**** DATA SUPPLIED ****

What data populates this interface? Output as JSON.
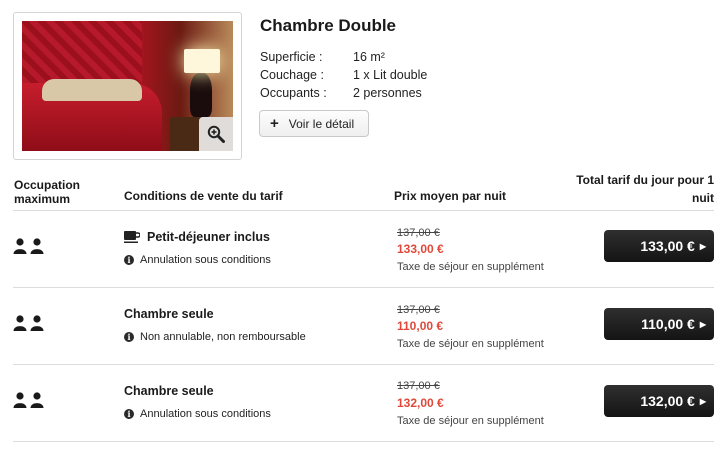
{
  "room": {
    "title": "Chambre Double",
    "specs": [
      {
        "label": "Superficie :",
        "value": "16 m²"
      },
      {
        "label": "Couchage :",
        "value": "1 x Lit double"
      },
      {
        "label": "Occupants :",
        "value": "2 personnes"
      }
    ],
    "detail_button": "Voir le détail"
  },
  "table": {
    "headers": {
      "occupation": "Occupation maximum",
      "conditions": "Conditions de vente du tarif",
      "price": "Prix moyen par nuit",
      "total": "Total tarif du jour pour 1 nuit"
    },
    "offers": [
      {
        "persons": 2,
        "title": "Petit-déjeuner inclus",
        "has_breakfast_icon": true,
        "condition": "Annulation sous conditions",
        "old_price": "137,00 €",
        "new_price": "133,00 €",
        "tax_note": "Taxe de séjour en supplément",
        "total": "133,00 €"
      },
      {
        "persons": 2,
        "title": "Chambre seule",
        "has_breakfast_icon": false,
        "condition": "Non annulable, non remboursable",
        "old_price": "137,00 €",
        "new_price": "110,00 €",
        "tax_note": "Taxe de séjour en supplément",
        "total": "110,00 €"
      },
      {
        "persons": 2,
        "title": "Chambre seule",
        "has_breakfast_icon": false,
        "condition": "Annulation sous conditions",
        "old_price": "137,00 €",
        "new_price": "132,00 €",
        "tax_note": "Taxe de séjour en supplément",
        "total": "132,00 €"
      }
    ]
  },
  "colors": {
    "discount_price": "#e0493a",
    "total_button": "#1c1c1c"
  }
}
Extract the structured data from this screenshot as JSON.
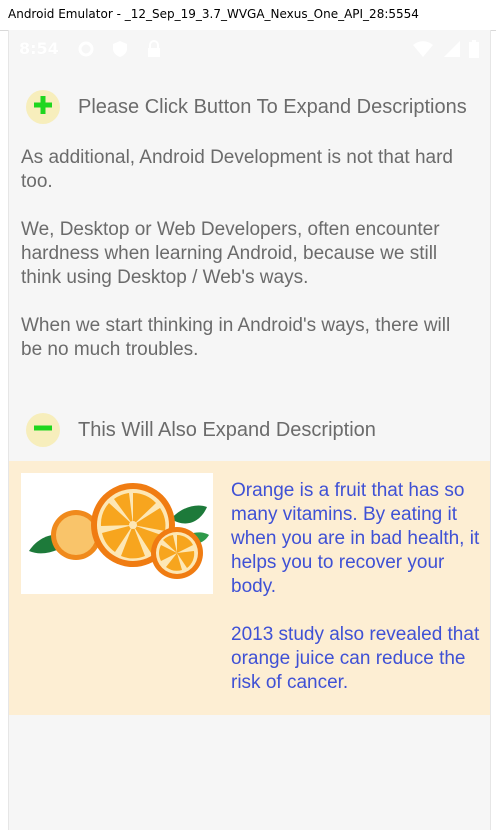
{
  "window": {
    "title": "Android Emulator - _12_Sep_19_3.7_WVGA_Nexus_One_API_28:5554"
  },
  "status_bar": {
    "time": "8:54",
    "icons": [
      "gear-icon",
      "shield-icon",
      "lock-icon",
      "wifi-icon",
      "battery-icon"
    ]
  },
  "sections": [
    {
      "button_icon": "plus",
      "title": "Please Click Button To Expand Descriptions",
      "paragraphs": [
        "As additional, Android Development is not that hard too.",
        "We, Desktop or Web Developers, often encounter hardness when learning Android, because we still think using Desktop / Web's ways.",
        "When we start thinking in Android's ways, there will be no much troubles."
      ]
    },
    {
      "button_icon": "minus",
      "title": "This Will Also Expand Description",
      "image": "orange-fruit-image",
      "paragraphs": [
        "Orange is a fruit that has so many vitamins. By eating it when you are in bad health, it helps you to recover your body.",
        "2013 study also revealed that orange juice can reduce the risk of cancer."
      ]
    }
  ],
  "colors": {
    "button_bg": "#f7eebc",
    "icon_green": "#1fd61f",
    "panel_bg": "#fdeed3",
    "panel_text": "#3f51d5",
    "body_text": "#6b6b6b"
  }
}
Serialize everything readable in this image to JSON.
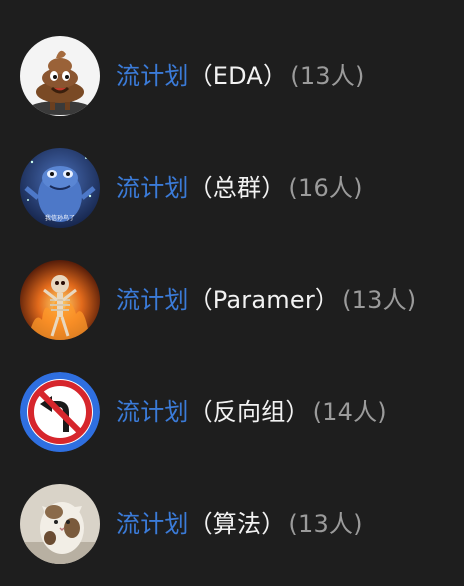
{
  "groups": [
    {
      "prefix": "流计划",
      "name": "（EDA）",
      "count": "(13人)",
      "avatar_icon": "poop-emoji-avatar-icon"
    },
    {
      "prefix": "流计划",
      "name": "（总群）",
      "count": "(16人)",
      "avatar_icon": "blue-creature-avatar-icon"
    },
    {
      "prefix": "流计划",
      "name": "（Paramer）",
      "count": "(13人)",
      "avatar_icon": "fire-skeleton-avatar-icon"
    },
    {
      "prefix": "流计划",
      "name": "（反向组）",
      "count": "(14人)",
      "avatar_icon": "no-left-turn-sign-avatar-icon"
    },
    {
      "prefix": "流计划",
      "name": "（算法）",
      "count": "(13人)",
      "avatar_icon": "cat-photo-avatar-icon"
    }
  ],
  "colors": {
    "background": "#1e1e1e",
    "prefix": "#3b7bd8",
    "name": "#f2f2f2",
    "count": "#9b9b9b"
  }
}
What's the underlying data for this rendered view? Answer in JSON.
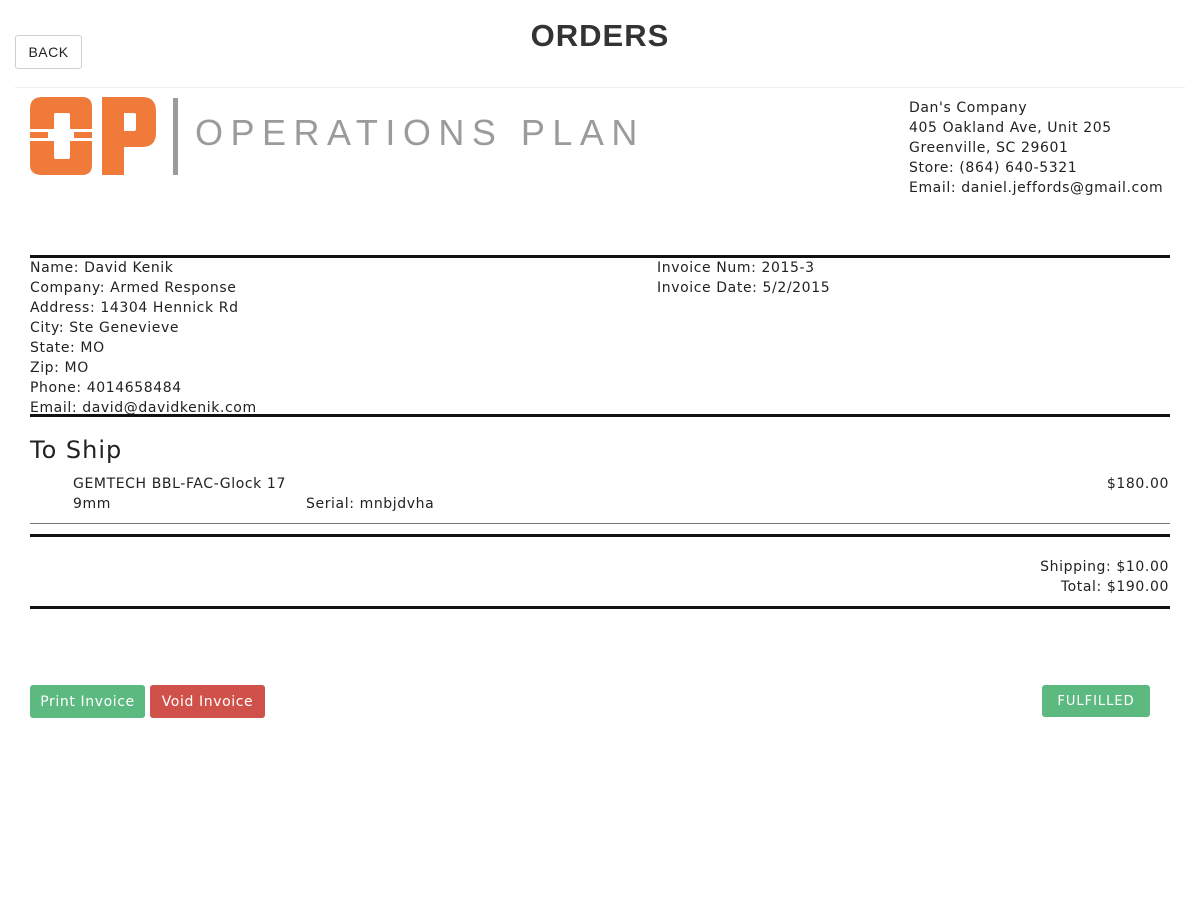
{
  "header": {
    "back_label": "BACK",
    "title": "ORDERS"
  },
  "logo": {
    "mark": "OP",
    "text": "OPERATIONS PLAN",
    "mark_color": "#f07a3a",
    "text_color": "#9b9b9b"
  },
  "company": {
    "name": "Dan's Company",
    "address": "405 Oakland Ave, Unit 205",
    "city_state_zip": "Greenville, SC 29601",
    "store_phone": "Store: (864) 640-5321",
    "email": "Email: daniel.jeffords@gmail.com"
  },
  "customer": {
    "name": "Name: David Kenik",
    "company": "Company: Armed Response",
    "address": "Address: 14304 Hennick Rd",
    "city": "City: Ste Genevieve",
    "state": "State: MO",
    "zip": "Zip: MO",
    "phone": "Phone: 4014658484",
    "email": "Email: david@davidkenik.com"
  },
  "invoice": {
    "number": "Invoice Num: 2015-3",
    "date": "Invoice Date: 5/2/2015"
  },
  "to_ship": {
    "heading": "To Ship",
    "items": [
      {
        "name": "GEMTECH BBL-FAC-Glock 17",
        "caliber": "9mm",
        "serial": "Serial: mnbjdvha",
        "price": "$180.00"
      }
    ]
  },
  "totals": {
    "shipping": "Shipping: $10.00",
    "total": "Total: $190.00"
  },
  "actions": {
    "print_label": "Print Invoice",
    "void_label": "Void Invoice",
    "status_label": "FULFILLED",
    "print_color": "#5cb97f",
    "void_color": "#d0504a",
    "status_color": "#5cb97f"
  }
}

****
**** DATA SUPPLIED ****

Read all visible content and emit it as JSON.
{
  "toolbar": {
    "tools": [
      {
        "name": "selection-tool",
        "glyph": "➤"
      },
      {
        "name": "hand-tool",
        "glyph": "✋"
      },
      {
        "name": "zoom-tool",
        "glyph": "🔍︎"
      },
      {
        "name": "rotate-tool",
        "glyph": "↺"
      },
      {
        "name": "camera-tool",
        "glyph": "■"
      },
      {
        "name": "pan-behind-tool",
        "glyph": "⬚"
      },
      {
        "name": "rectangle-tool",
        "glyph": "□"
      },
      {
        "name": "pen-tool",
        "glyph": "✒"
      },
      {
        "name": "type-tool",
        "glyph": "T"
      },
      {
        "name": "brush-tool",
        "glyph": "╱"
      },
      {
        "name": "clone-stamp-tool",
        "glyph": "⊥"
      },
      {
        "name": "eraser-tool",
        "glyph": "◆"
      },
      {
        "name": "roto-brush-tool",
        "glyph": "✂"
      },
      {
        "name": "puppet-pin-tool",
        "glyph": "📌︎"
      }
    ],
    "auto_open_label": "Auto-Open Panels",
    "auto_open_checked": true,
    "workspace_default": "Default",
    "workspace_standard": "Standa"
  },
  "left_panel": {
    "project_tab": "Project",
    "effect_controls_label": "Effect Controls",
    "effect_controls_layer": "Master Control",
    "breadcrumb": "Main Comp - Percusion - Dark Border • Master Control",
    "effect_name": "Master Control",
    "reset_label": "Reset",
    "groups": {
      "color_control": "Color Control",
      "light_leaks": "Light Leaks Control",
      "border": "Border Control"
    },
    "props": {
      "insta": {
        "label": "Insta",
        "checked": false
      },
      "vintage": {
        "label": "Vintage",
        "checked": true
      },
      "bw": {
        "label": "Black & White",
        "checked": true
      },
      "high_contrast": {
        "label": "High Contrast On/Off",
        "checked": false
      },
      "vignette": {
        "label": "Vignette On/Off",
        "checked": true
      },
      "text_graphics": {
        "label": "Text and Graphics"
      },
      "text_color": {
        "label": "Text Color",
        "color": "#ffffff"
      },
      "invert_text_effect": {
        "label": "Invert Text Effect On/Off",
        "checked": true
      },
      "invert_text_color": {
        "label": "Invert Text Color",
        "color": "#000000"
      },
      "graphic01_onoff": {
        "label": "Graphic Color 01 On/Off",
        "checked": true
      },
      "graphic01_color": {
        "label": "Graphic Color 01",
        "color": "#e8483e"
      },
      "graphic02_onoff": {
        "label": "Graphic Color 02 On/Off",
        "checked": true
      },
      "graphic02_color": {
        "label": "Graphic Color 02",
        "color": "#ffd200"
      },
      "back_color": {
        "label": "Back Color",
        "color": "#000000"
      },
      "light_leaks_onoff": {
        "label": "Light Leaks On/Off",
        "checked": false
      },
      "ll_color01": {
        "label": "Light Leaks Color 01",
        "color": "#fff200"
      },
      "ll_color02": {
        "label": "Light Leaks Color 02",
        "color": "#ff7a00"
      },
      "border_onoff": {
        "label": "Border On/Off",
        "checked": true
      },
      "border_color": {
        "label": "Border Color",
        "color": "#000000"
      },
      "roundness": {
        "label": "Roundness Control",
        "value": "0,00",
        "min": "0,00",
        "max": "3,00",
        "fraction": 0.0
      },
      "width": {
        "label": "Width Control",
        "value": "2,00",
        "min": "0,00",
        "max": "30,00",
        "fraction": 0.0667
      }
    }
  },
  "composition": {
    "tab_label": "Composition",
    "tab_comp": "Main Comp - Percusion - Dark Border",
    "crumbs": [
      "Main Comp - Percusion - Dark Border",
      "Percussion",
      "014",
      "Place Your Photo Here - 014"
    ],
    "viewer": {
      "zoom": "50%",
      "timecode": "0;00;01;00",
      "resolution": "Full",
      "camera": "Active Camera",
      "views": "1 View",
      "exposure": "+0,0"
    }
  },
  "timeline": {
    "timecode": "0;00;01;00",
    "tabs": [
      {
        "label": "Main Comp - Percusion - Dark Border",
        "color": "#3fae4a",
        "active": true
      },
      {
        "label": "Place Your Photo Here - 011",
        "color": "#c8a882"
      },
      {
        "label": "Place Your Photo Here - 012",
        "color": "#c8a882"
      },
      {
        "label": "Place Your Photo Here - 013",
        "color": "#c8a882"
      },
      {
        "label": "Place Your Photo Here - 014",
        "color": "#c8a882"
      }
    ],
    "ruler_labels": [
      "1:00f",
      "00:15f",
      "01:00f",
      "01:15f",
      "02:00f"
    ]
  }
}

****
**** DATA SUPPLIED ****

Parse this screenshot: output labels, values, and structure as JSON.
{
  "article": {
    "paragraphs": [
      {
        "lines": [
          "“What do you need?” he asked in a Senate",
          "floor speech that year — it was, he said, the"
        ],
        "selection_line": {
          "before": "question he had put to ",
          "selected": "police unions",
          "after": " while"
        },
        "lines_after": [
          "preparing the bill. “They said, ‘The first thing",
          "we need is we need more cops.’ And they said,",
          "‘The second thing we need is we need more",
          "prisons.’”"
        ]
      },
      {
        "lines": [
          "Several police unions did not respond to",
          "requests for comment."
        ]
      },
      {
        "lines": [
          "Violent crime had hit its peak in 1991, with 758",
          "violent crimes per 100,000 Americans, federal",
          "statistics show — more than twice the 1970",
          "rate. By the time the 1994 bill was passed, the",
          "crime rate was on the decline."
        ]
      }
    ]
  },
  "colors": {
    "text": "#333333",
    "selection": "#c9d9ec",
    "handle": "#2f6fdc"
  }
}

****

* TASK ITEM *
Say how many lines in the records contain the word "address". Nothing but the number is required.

* TASK SOLUTION *
2